Posted on January 31, 2019 by
With news of the UK’s plans to prohibit the sale of all new diesel and petrol vehicles by 2040, consumers must eventually start looking for greener vehicle alternatives. The electric vehicle industry has been making significant progress over the past decade, with new registrations for EV’s in the UK reaching record highs in 2018. Here, we team up with used car retailers Motorparks to take a look at how electric vehicles have been changing the face of the automotive industry and make some predictions for the future of the market.
Progress for EV manufacturers
Manufacturers in the automotive industry have had to adapt their offerings in order to meet the demand for greener vehicles. Jaguar and Land Rover are latecomers to the electric vehicle market, only recently introducing their first all-electric vehicle, the Jaguar I-Pace concept. But that hasn’t stopped them from pulling out all the stops to catch up, by announcing that they plan to be all-electric by 2020 – a big step into the EV industry for newcomers. This news followed Volvo’s pledge to do the same but by 2019. The prestige brand promises that all new models produced and registered from 2020 will be fully electric or hybrid – and that their customers will have more choice moving forward. This will mean changing up advertising techniques in the industry to appeal to this new influx of cars. Dealerships will then need to find some automobile leads to help with sales and provide customers with as much information as possible.
Although it was revealed last year that Jaguar Land Rover was making plans to open an EV manufacturing plant in the UK, the future of the decision now looks unclear due to Brexit uncertainty.
Asked in Paris whether the firm would build electric cars in Britain, CEO Ralph Speth commented that: “We haven’t made the decision because we don’t know at the end of the day the final conditions and we also see uncertainty resulting out of the Brexit discussions so we don’t know where we can do the investment best.”
Despite the uncertainty surrounding Brexit, the future of electric vehicles looks positive in general. Volvo plan to release their first standalone electric car in 2019. In addition, Nissan has sold thousands of electric models already. They are the brains behind the second most popular electric model in retail, and the bestselling all electric model in the UK, the Nissan Leaf – with over 30,500 units sold in the UK, and over 300,000 units worldwide. The new model has a battery mileage range that is double the range of its previous models. An issue that was apparent for all manufacturers, not just Nissan.
The 2011 Nissan Leaf had a range of just 75 miles, but progress in the industry has since taken huge leaps towards its new 235 mile range – progress that could be intrinsic to the future success of the model, and for the industry.

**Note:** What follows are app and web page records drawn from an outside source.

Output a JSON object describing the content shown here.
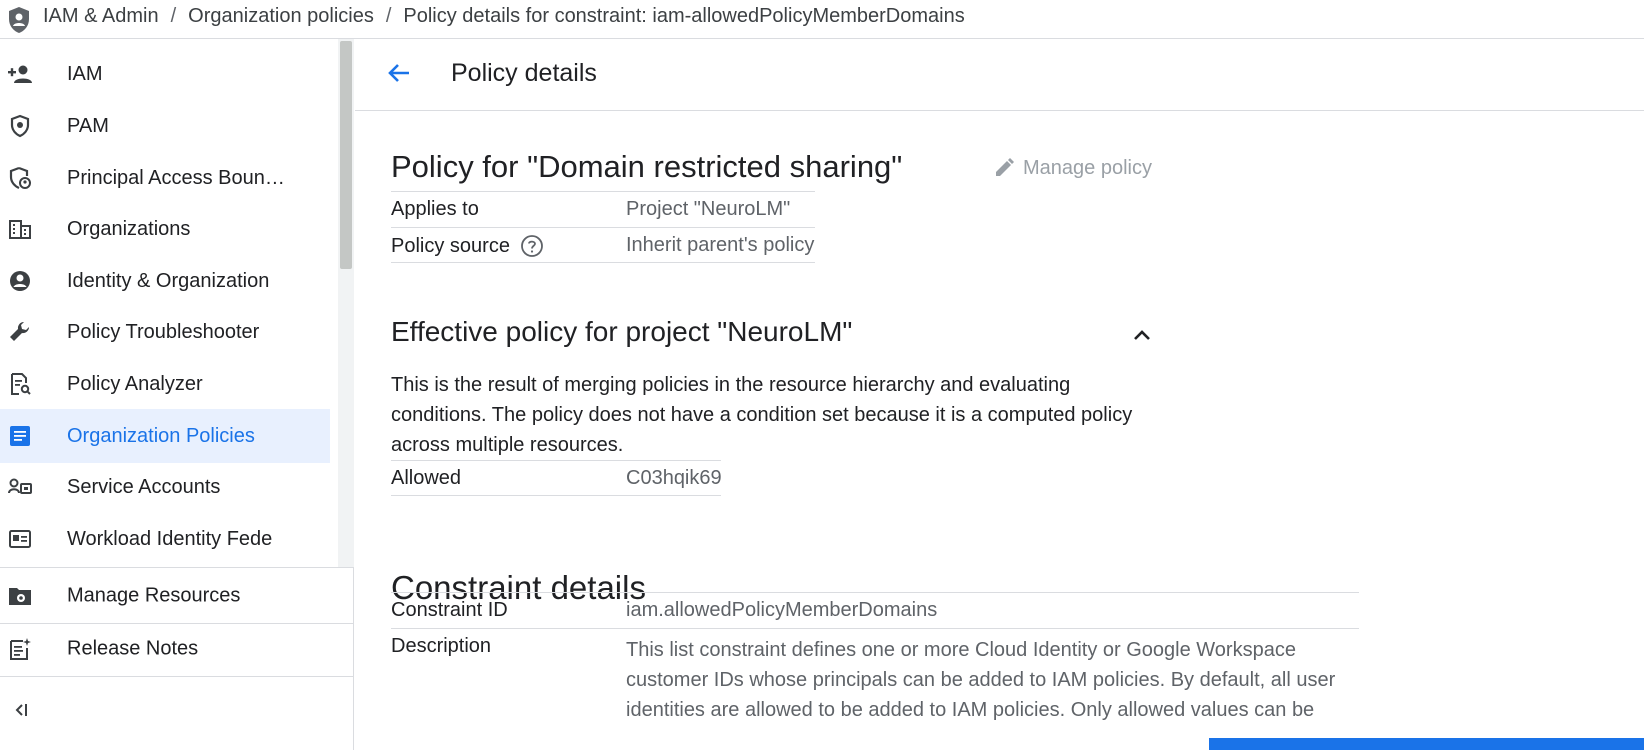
{
  "breadcrumb": {
    "items": [
      "IAM & Admin",
      "Organization policies",
      "Policy details for constraint: iam-allowedPolicyMemberDomains"
    ],
    "separator": "/"
  },
  "sidebar": {
    "items": [
      {
        "label": "IAM",
        "icon": "person-add-icon"
      },
      {
        "label": "PAM",
        "icon": "shield-badge-icon"
      },
      {
        "label": "Principal Access Boun…",
        "icon": "shield-person-icon"
      },
      {
        "label": "Organizations",
        "icon": "building-icon"
      },
      {
        "label": "Identity & Organization",
        "icon": "account-circle-icon"
      },
      {
        "label": "Policy Troubleshooter",
        "icon": "wrench-icon"
      },
      {
        "label": "Policy Analyzer",
        "icon": "document-search-icon"
      },
      {
        "label": "Organization Policies",
        "icon": "list-document-icon",
        "active": true
      },
      {
        "label": "Service Accounts",
        "icon": "service-account-icon"
      },
      {
        "label": "Workload Identity Fede",
        "icon": "id-card-icon"
      }
    ],
    "bottom_items": [
      {
        "label": "Manage Resources",
        "icon": "folder-gear-icon"
      },
      {
        "label": "Release Notes",
        "icon": "notes-icon"
      }
    ],
    "collapse_icon": "collapse-left-icon"
  },
  "main": {
    "title": "Policy details",
    "policy_heading": "Policy for \"Domain restricted sharing\"",
    "manage_policy_label": "Manage policy",
    "policy_table": [
      {
        "key": "Applies to",
        "value": "Project \"NeuroLM\""
      },
      {
        "key": "Policy source",
        "value": "Inherit parent's policy"
      }
    ],
    "effective_heading": "Effective policy for project \"NeuroLM\"",
    "effective_description": "This is the result of merging policies in the resource hierarchy and evaluating conditions. The policy does not have a condition set because it is a computed policy across multiple resources.",
    "effective_table": [
      {
        "key": "Allowed",
        "value": "C03hqik69"
      }
    ],
    "constraint_heading": "Constraint details",
    "constraint_table": [
      {
        "key": "Constraint ID",
        "value": "iam.allowedPolicyMemberDomains"
      },
      {
        "key": "Description",
        "value": "This list constraint defines one or more Cloud Identity or Google Workspace customer IDs whose principals can be added to IAM policies. By default, all user identities are allowed to be added to IAM policies. Only allowed values can be"
      }
    ]
  },
  "colors": {
    "accent": "#1a73e8",
    "active_bg": "#e8f0fe",
    "border": "#dadce0",
    "muted_text": "#5f6368"
  }
}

Additionally, they also fitted the first one pedal driving system – an optional system that allows you to transform the accelerator into an e-pedal to function as a start, stop, accelerate and brake pedal.
Quick charge batteries
The new, quicker charging EV batteries take just 30 minutes using a rapid charge point. Researchers claim they could have developed an ‘instantly rechargeable’ method that recharges an electric battery in the same time as it would take to fill a gas tank – a solution to the biggest headache of electric vehicles. This might revolutionise the EV industry, and perhaps even ev battery management, as battery life and its charge tend to be one of the biggest challenges for the industry. The new method is said to use fluid electrolytes to re-energise battery fluids – reducing the need for new infrastructure to support further recharging solutions.
Increased number of charging points
Data shows that there are 11,154 electric vehicle charging devices across 6,749 locations in the UK as of January 2019. However, if the popularity of EVs continues, we will need to continue to build more charging points to fill demand. And if we are to overcome the ongoing headache that is a full battery charging time of 8 hours, we will need an influx of rapid charging points which can charge up to 80% of an electric battery in just 30 minutes, as opposed to slower charge points. Thanks to a multi-million-pound deal with ChargePoint back in May 2017, InstaVolt are installing at least 3,000 rapid charging points across fuel station forecourts across the UK.
According to the National Grid, peak demand for electricity could increase by 50%, if and when the nation switches to electric vehicles – which could be sooner than we think now that a new pan-European EV charging network has been announced too. IONITY, set up by the BMW Group, Daimler, Ford, and the VW Group with Audi and Porsche, launched the network early November 2017, and plans to work on 20 ultra-rapid charging points has already begun as they target for 400 points across Europe by 2020. 2018 is forecast to see the network expand across more than 100 locations with the intentions of making long distance EV travel easier.
It is predicted that as the deadline for the phasing out of petrol and diesel cars approaches, electric vehicles will continue to increase in popularity. If manufacturers can truly cut down the time it takes to recharge the battery, and develop batteries that can travel further, the industry could be revolutionised and experience an influx of drivers wanting to get their hands on an EV!
Advancements in EV technology have also had a significant impact on the automotive industry as a whole. Drivers have realised the harmful effects of their petrol and diesel automobiles, and the government’s plans to introduce a number of zero-emissions zones in several major cities are underway.